There’s been a lot of news about newspapers in recent days. Many folks took notice of the proposed sale of The Washington Post, after four generations of ownership by the Graham family, to Jeff Bezos, the CEO and founder of Amazon. In the same week, it was announced that The Boston Globe is being sold by The New York Times Co. to Boston Red Sox principal owner, John Henry.
The proposed sale price of the famed Washington Post is $250 million, which sounds like a lot of money, but it’s not. Considering the newspaper’s storied history and large paid circulation, which was the seventh largest in the country in 2012, the value has dropped dramatically over the past several years. The Boston Globe’s reported sale price is $70 million.

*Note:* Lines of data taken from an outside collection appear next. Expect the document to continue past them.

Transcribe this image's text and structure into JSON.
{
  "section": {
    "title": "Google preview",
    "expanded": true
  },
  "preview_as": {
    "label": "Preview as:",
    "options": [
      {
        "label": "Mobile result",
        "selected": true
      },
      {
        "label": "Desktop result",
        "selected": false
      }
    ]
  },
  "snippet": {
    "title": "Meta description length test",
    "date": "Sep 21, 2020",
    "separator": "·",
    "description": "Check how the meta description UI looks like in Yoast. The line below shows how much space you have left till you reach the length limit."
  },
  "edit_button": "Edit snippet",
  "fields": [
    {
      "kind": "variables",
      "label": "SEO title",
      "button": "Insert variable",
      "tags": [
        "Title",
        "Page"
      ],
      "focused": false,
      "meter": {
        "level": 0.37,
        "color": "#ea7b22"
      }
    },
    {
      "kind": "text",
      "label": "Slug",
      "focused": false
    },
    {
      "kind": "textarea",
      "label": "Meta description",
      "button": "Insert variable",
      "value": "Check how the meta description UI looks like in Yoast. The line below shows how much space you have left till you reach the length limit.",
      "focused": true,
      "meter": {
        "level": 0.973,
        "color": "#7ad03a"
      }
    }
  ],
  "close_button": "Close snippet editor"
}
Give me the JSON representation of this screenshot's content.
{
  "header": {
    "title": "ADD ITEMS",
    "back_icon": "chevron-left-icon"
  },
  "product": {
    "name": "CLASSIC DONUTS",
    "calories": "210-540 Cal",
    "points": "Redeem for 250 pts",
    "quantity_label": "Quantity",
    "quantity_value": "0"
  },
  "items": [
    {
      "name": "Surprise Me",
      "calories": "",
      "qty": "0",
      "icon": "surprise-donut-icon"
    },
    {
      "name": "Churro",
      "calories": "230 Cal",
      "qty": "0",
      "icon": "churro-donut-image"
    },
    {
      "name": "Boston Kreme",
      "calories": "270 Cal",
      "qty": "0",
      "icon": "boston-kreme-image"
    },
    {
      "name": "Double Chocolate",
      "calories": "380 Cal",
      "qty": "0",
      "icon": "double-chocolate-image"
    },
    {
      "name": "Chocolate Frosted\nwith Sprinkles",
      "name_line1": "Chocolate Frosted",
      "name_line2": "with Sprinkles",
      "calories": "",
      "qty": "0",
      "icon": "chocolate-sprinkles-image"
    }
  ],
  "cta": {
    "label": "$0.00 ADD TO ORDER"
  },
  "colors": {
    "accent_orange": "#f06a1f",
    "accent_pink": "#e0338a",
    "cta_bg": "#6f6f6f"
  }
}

The Times Co. bought the Globe 20 years ago for $1.1 billion.
The trend in newspaper company ownership appears to be away from public company ownership to wealthy entrepreneurs who don’t have to deal with the daily pressure of moving stock prices for investors. These entrepreneurs will also have more flexibility in taking risk and investing in innovation with a delayed expectation of return on investment. This will help drive success for their organizations. New Washington Post owner Jeff Bezos knows about patience and long term strategic thinking. Amazon didn’t produce a profit until its ninth year of operation.
Chicago based Tribune Co. emerged from bankruptcy last year. It has announced its intention to split its broadcast and newspaper holdings and explore the sale of the newspapers. Tribune Co. owns Los Angeles Times, Chicago Tribune, The Baltimore Sun, and Sun Sentinel (South Florida), among others. Recent newspaper sale prices do not bode well for a good return on the Tribune properties.
The Washington Post reported the following this past week regarding its own sale: “But for much of the past decade, The Post has been unable to escape the financial turmoil that has engulfed newspapers and other ‘legacy’ media organizations. The rise of the Internet and the epochal change from print to digital technology have created a massive wave of competition for traditional news companies, scattering readers and advertisers across a radically altered news and information landscape and triggering mergers, bankruptcies and consolidation among the owners of print and broadcasting properties.”
USA Today reported that the Post’s operating revenue has declined by 44 percent in the past six years. That same scenario has been playing out at newspaper after newspaper across the country.
Gannett has certainly had its problems, and we recently reported yet another round of layoffs at The Star. However, Gannett papers are experiencing positive growth with their new digital paywall business model. I’m rooting for The Star’s future success. Every major American city needs a strong daily newspaper. And a strong Indianapolis Star is a benefit to all of us.
I’ve been focusing here on big daily newspapers. It seems the bigger you are, the harder it is to survive. There’s one notable exception, and that’s The Wall Street Journal. Dow Jones & Co, publisher of WSJ, was purchased in 2007 by Rupert Murdoch’s News Corp. for $5 billion. WSJ continues to not only survive, but thrive. It’s the largest newspaper in the country, with an average circulation of around 2.4 million copies, and growing. This includes digital copies that are getting close to the one-million mark. WSJ’s outstanding menu of print and digital products provides unique and valuable content you can’t get anywhere else six days a week. The organization is the gold standard for success in the media world today.
I’ve written this before, but it bears repeating. We feel we’re positioned for future success here at IBJ. We’ve been more than just a weekly newspaper for several years now. We deliver unique content you can’t get anywhere else to a growing audience that has never been larger. In fact, our audience is more than 10-fold larger than 10 years ago when we were just a weekly newspaper. We achieve this through our offerings via the newspaper; daily on ibj.com, smartphones and tablets; and e-newsletters delivered to your email inbox five days a week. And we work hard to develop new products and improve our current offerings every day.
And we’re not a public company. We operate with entrepreneurial local ownership. We haven’t decimated our newsroom, and we don’t spend more money than we make. We’re dedicated to serving you, our readers, and we expect to do that well into the future. Thanks for reading and supporting IBJ.•
Morris is publisher of IBJ. His column appears every other week. To comment on this column, send e-mail to firstname.lastname@example.org.